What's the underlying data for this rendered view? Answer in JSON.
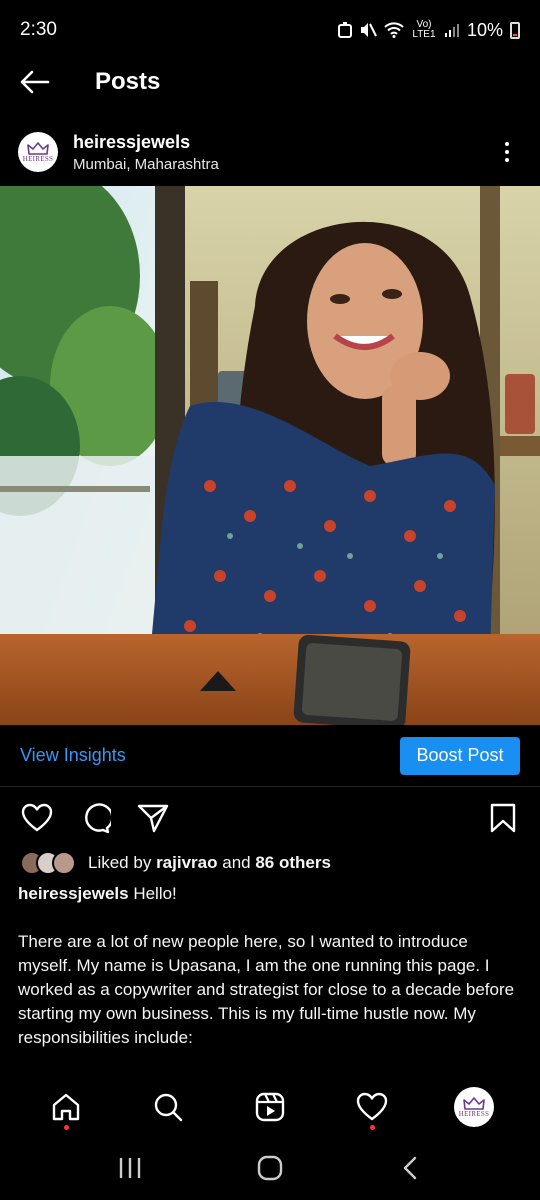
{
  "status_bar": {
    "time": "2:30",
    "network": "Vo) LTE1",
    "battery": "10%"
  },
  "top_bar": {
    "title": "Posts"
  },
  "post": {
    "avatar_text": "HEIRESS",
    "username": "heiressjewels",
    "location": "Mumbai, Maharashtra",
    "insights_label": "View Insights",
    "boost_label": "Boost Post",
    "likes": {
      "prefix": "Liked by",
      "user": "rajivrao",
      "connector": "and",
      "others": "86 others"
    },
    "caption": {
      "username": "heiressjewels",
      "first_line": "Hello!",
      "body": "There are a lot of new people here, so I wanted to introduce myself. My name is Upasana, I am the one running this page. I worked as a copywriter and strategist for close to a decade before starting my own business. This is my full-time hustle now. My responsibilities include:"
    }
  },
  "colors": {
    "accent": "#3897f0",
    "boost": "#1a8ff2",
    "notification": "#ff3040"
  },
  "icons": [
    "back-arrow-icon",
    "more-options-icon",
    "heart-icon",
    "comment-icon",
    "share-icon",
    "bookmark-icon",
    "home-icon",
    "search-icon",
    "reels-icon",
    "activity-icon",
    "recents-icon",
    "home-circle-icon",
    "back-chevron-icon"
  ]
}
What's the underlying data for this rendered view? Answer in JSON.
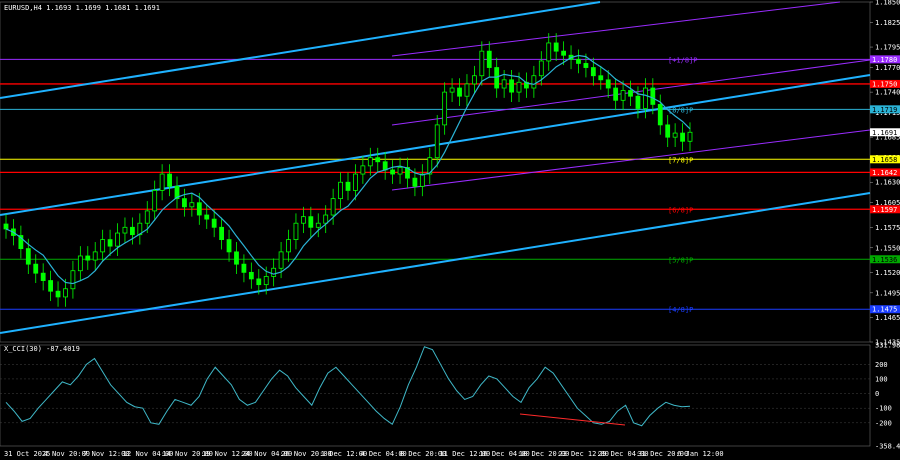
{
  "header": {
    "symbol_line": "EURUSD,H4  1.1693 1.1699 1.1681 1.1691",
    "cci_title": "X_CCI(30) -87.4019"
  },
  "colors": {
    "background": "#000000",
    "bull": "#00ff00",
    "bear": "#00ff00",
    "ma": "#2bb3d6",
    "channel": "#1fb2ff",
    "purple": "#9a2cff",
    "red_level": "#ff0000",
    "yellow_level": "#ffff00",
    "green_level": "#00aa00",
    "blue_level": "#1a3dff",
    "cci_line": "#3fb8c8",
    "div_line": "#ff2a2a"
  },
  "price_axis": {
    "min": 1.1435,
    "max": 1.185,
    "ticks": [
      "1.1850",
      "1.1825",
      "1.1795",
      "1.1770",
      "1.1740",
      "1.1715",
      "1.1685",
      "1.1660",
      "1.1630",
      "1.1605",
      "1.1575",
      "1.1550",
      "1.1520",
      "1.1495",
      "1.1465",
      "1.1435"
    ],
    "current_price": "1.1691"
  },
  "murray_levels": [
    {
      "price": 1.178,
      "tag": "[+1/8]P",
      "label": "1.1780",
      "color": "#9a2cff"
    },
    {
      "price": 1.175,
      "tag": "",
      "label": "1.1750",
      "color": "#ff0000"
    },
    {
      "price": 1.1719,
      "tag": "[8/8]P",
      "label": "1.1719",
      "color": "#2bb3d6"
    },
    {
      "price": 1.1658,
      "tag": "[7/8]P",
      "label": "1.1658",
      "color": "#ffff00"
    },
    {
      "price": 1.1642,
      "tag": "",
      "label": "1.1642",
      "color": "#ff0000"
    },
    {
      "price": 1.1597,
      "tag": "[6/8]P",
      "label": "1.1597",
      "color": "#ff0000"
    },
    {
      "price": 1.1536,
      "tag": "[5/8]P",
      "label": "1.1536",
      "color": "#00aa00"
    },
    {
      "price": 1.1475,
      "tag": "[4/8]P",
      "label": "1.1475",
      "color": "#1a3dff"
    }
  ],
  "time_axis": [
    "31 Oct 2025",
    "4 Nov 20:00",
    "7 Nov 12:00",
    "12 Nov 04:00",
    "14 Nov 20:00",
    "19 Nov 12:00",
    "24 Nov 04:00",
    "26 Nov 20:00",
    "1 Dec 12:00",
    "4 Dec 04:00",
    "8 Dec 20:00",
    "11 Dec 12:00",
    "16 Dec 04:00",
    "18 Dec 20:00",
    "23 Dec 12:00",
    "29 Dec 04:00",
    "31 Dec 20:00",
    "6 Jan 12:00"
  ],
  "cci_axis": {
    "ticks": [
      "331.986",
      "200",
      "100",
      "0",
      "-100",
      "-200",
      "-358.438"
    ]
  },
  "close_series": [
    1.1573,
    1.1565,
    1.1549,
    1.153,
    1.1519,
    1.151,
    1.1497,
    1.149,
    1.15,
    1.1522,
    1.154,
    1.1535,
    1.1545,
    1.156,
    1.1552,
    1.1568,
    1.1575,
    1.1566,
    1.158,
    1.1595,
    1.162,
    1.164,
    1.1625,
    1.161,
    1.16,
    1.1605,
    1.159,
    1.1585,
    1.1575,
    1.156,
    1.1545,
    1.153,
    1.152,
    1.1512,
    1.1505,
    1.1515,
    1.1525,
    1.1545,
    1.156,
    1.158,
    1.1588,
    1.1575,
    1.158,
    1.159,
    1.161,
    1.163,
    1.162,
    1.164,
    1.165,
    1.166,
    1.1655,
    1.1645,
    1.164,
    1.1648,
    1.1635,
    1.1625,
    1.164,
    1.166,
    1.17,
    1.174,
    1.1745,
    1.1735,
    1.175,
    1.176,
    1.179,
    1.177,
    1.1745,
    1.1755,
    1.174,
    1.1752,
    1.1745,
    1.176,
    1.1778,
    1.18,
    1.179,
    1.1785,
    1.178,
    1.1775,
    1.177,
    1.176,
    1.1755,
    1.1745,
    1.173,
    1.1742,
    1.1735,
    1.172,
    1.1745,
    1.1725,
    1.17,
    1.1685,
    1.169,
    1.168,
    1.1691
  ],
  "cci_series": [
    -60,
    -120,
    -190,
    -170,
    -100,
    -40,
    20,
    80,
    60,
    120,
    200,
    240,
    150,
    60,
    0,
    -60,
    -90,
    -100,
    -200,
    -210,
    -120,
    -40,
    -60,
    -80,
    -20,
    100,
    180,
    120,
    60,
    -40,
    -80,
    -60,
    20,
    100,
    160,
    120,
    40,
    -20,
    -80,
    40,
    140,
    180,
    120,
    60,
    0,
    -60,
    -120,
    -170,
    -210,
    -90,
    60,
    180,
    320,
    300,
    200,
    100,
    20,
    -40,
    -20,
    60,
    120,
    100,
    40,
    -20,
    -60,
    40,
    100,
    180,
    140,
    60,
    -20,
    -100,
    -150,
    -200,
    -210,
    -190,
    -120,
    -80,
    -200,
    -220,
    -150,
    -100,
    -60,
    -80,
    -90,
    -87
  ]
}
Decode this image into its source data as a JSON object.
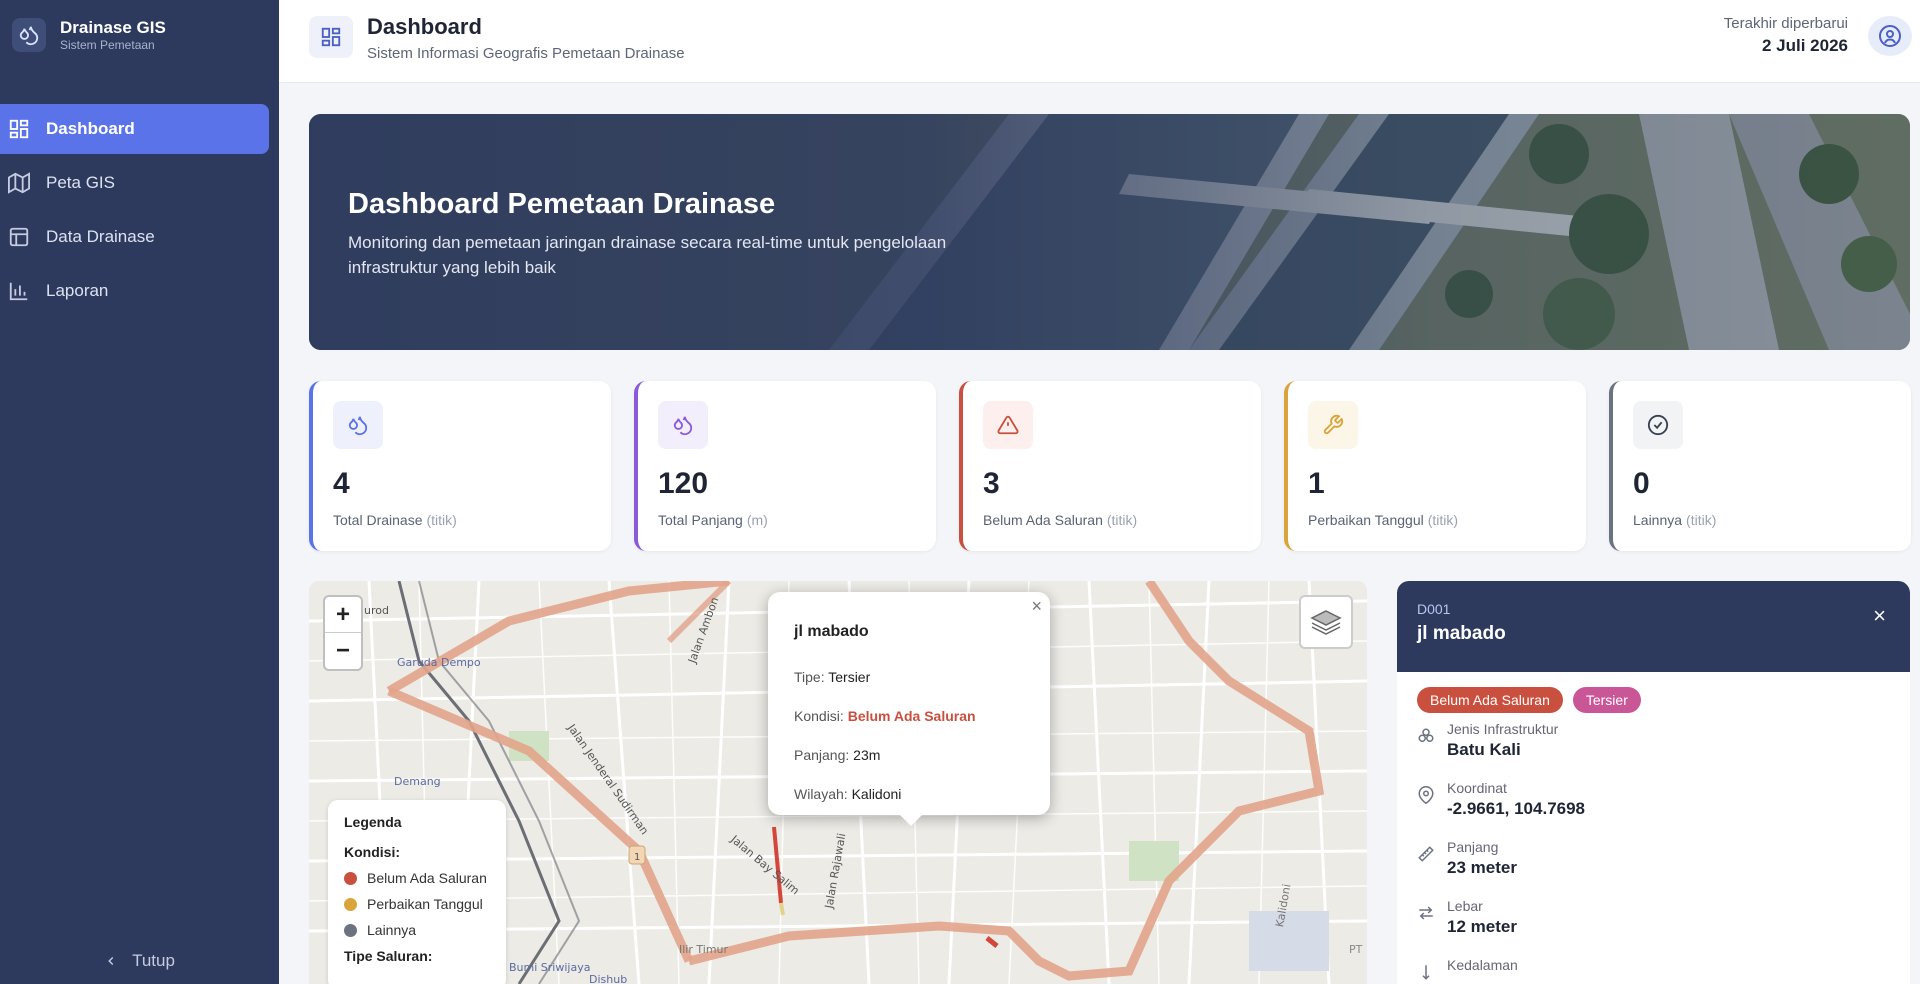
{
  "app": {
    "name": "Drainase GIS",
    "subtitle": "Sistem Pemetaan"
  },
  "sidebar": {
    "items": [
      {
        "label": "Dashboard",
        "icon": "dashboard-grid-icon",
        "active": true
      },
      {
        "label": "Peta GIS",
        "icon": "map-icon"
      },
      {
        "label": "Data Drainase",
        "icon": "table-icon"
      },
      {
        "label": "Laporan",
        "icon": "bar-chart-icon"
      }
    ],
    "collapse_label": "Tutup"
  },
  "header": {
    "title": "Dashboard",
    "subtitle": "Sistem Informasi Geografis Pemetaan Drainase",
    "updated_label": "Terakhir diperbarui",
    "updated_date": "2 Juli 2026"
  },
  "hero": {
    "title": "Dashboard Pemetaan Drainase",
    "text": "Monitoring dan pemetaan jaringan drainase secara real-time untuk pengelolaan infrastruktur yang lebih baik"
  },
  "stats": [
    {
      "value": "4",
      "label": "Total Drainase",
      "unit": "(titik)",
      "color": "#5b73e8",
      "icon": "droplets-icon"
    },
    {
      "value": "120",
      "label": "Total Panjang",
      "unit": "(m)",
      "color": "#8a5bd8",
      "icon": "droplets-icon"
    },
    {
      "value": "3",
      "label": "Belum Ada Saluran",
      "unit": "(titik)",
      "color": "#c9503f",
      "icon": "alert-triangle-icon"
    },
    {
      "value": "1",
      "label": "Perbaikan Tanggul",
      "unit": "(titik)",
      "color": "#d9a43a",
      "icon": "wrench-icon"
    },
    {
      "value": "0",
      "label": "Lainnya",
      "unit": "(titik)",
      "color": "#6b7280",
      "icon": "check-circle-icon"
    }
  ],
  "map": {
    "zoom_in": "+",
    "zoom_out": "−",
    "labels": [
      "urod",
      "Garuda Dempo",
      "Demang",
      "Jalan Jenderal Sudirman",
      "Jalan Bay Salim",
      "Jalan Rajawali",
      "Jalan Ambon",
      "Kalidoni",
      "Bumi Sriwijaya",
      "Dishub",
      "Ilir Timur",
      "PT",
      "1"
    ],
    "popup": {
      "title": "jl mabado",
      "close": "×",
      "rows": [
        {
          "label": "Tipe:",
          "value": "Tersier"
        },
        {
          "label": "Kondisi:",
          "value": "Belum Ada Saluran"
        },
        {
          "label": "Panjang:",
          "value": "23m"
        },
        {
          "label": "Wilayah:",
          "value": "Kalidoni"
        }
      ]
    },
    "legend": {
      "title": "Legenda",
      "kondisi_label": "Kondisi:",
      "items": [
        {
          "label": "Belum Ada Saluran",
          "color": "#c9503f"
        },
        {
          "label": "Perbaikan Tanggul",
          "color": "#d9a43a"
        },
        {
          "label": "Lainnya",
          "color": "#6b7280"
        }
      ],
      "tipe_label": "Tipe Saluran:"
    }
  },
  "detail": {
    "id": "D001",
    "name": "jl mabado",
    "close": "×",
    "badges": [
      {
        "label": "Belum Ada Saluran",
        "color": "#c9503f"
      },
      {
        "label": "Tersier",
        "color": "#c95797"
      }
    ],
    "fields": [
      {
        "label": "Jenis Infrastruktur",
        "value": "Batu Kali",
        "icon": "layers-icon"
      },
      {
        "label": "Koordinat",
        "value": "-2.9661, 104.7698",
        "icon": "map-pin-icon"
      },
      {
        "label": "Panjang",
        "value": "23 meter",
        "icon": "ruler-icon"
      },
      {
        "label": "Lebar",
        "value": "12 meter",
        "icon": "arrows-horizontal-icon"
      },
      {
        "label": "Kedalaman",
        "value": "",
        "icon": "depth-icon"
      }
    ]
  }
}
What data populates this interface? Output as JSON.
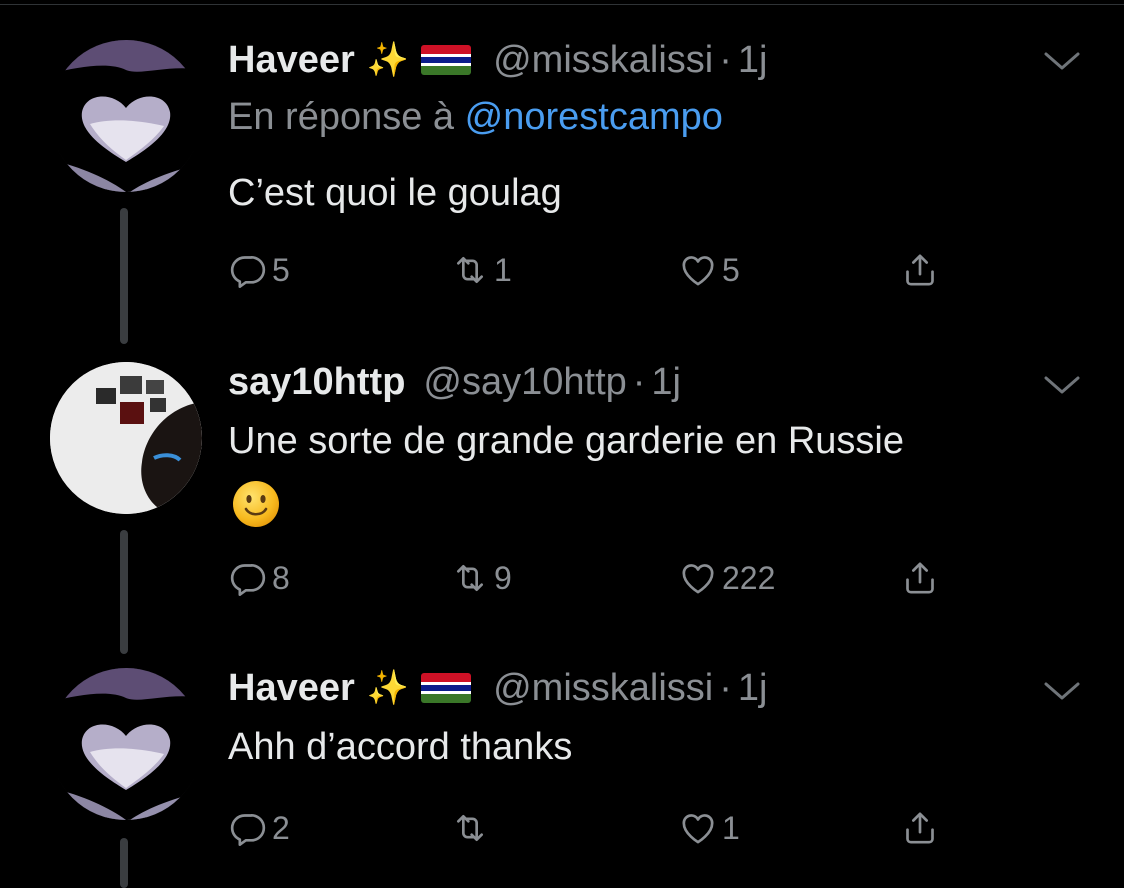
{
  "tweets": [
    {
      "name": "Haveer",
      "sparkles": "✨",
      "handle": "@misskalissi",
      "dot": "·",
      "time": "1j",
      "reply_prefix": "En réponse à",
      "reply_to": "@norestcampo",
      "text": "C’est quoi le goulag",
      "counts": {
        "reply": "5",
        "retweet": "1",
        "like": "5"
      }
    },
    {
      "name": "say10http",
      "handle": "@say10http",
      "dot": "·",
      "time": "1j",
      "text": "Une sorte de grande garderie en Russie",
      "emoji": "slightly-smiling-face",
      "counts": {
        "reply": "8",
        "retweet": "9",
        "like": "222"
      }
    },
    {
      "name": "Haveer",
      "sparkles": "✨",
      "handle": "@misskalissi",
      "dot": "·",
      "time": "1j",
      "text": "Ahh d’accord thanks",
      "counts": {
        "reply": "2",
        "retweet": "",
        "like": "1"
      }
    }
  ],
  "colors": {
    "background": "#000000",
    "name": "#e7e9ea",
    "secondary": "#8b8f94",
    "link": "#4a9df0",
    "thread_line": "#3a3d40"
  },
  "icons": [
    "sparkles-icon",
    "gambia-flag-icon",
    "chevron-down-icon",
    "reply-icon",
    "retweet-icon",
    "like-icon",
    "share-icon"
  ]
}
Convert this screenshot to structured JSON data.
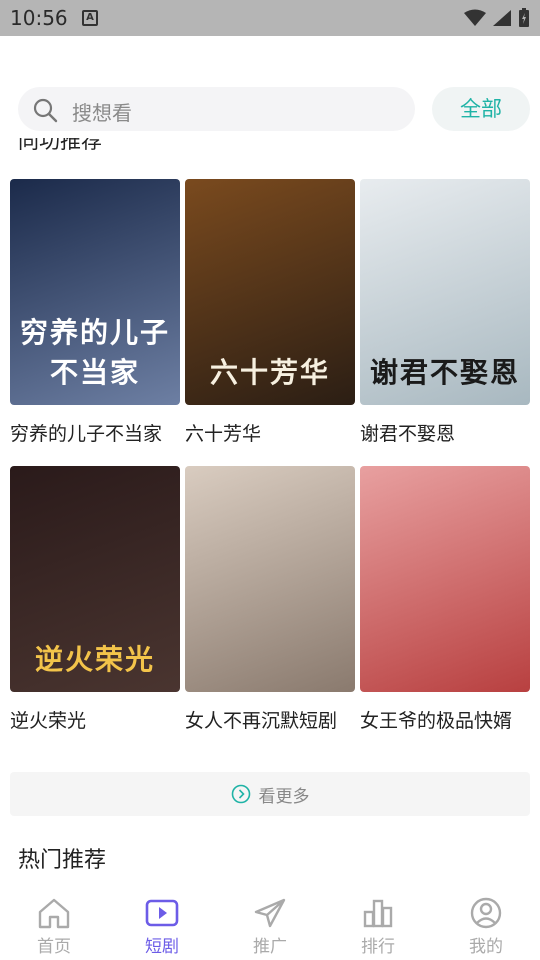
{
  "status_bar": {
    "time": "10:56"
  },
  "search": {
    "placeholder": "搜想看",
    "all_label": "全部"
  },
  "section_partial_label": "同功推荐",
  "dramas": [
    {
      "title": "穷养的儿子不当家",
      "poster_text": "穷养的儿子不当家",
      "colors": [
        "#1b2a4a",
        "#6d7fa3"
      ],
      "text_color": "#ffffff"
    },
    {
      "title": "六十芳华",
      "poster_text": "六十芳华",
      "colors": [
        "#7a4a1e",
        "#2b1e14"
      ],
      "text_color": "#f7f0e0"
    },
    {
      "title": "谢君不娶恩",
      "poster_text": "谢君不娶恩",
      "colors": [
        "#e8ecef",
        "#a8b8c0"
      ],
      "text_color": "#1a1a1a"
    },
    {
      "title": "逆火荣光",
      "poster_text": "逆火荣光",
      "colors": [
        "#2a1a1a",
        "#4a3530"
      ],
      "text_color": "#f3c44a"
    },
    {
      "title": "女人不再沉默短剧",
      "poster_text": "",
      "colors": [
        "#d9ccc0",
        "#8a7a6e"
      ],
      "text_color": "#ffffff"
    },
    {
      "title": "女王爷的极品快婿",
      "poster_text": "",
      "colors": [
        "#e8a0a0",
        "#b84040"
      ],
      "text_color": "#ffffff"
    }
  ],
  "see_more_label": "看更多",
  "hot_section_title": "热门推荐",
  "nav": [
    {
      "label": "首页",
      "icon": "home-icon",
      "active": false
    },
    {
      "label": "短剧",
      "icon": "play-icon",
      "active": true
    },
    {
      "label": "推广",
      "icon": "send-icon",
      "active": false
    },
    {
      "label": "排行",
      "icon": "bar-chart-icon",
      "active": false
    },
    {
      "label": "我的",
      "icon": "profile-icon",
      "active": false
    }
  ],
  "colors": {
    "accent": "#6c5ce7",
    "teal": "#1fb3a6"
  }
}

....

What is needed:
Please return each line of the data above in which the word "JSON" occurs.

Result of the task:
What's the underlying data for this rendered view? Answer in JSON.
What's the underlying data for this rendered view? Answer in JSON.
Decode this image into its source data as a JSON object.
What data populates this interface? Output as JSON.
Convert this screenshot to structured JSON data.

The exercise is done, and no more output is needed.